About this exercise> Lines containing "false": state how many there are in these entries, and write only that number.

Records for this task>
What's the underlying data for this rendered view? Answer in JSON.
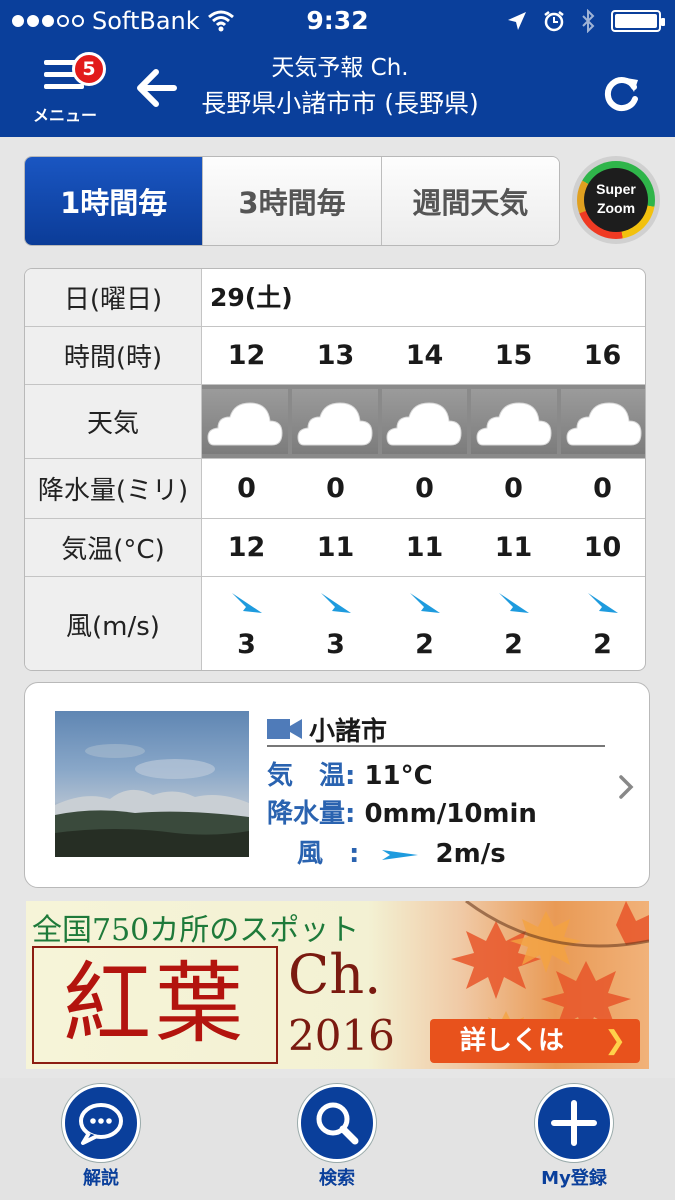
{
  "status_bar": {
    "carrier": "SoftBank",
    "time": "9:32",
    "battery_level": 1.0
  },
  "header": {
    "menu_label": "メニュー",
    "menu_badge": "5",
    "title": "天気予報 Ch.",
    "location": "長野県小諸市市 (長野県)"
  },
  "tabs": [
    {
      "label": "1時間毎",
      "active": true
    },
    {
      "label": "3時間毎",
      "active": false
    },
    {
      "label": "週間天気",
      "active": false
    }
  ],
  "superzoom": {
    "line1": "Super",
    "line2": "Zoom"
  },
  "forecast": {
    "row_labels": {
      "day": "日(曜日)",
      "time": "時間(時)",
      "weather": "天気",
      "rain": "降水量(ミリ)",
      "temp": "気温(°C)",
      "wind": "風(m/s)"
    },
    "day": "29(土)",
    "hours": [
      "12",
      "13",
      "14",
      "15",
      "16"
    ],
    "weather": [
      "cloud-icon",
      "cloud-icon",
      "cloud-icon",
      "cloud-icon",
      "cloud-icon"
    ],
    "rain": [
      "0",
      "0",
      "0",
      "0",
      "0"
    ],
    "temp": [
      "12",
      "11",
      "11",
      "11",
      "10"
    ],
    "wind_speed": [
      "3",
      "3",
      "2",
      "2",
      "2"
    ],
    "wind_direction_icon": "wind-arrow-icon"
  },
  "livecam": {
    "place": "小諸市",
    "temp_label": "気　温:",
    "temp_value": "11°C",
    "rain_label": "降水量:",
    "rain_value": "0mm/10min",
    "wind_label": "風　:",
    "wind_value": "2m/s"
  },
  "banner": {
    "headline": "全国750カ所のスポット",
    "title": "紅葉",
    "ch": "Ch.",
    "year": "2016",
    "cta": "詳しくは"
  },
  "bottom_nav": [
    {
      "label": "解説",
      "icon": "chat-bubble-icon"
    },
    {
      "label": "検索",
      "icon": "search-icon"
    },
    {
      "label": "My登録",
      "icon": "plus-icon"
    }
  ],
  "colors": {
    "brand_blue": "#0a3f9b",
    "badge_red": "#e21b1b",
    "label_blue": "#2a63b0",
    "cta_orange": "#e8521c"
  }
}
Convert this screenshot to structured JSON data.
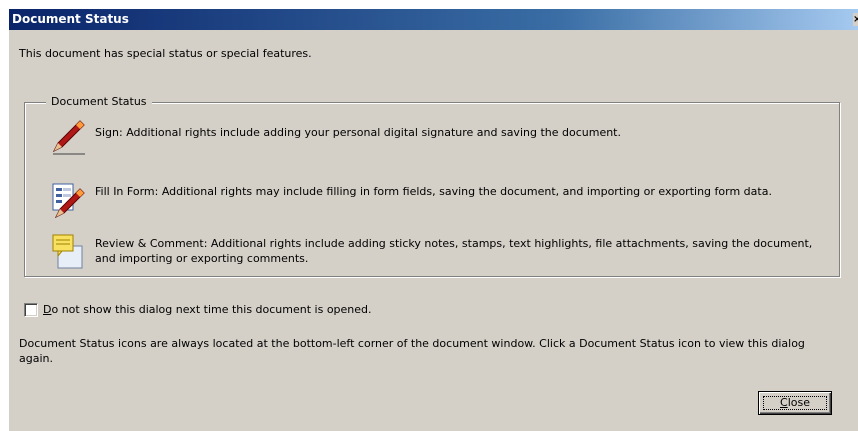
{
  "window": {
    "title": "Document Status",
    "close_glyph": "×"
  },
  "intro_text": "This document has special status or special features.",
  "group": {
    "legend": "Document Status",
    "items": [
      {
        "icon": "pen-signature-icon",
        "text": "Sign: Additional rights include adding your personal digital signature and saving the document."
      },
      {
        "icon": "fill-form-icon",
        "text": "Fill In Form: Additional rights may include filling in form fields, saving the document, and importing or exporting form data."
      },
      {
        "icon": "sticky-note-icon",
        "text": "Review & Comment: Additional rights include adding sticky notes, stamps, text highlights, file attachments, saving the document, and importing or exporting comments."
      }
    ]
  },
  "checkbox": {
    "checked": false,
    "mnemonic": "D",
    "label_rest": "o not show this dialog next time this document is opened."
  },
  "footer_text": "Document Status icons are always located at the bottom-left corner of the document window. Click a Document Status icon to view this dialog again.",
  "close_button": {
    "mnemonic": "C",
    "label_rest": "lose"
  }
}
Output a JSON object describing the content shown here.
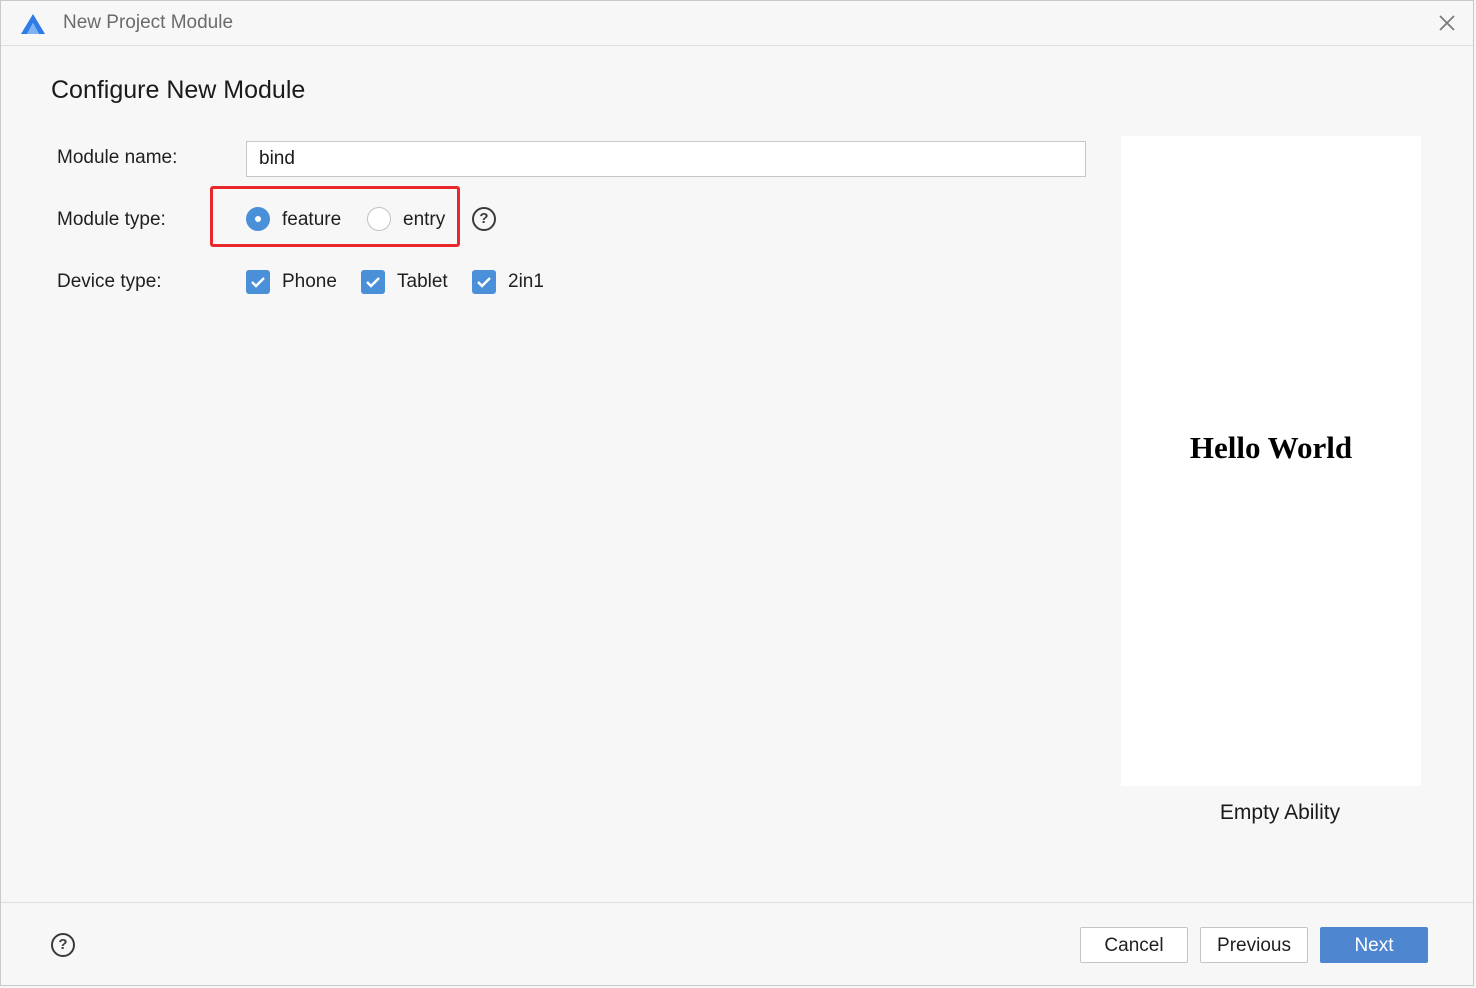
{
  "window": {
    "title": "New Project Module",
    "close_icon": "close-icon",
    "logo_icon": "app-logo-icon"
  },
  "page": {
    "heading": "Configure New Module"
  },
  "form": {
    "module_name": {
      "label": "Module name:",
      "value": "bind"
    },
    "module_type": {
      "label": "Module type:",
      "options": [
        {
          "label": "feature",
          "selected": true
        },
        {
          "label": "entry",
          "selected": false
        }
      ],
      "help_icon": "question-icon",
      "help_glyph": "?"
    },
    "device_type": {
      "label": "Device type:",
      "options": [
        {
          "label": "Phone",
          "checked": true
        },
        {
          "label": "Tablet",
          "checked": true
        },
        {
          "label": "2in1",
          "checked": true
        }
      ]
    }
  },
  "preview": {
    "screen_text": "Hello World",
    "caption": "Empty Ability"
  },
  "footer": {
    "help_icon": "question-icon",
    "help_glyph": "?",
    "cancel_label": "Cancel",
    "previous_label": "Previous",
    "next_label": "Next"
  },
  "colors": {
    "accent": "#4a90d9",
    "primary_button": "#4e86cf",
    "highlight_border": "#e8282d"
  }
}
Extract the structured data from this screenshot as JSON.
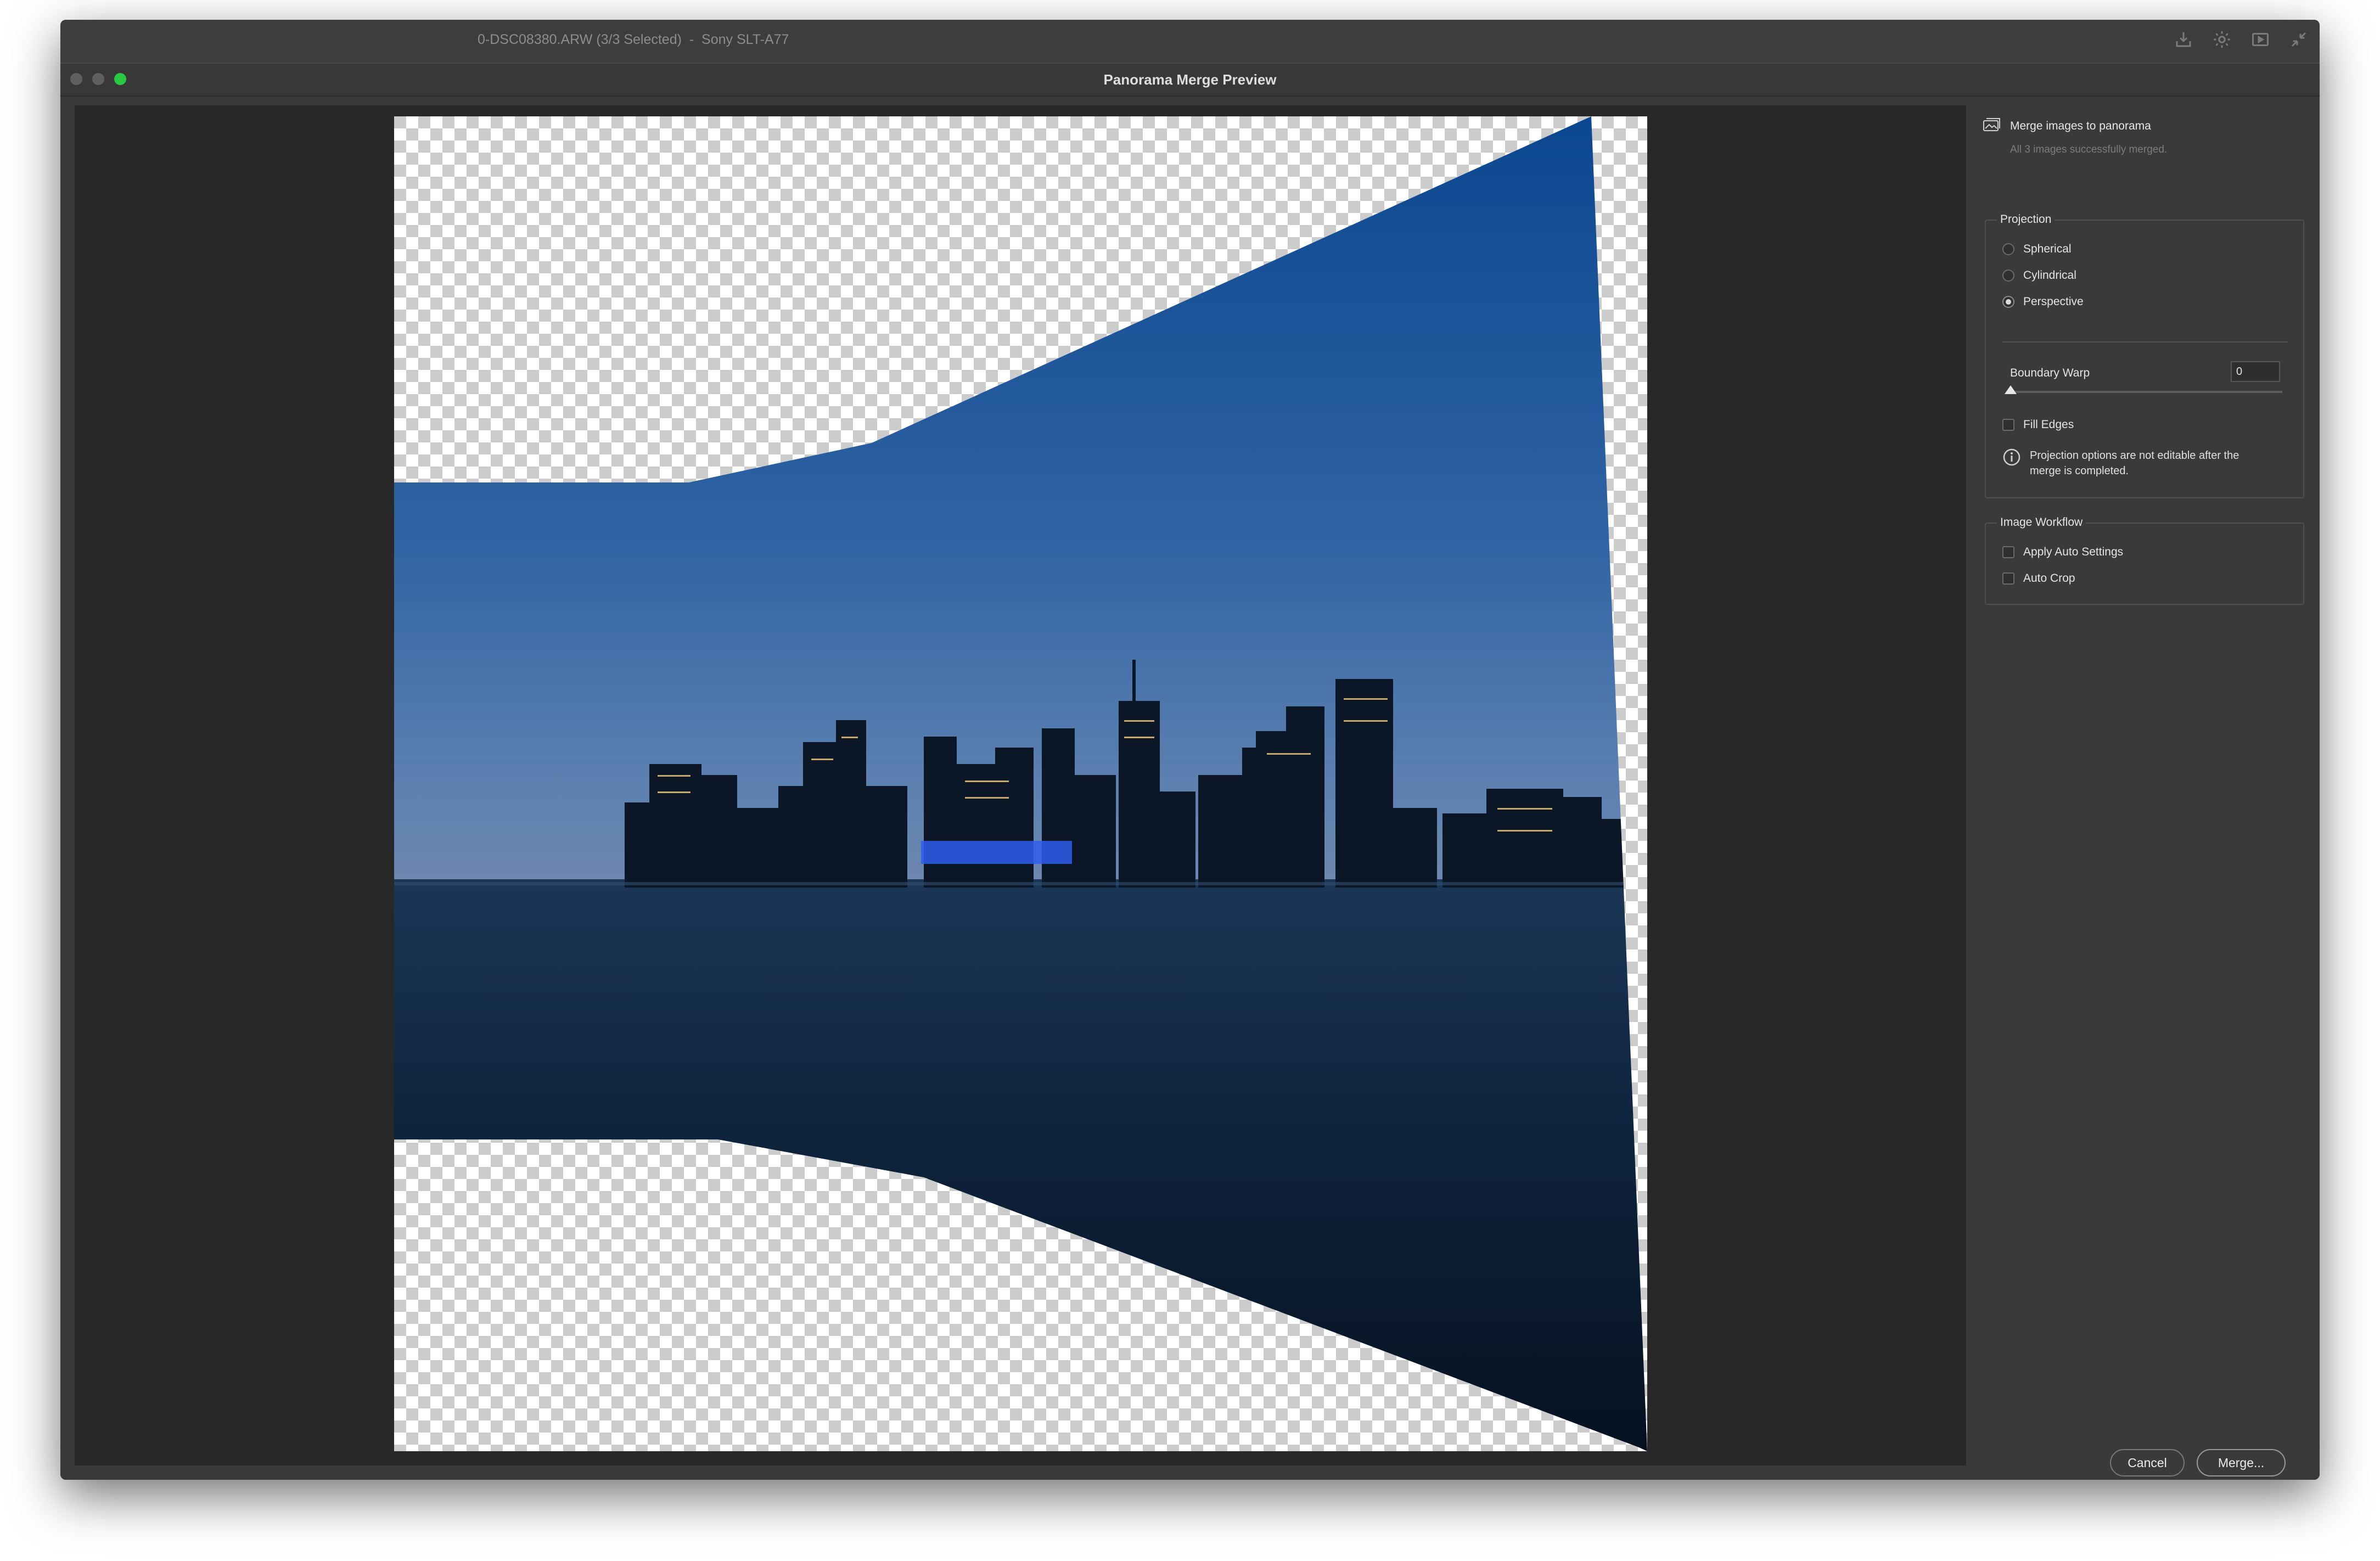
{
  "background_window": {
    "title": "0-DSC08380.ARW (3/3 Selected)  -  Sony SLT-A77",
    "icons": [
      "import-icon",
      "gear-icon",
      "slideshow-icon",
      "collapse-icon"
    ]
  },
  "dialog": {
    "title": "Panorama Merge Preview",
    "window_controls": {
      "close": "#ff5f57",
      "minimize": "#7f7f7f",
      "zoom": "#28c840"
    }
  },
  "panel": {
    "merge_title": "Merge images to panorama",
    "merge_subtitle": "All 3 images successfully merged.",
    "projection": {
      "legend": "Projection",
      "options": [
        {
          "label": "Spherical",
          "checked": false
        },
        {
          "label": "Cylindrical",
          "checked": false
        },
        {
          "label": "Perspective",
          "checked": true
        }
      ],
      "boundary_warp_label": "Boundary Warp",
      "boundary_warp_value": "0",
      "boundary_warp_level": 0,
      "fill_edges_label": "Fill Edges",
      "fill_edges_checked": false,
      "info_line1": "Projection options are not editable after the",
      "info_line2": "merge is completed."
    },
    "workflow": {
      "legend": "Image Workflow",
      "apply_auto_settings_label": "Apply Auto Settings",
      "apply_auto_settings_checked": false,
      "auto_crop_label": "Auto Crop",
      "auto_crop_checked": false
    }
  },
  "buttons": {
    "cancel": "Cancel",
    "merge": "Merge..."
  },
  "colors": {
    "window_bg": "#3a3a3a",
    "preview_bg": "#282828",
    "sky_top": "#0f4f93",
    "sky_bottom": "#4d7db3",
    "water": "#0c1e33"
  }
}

Written response> 9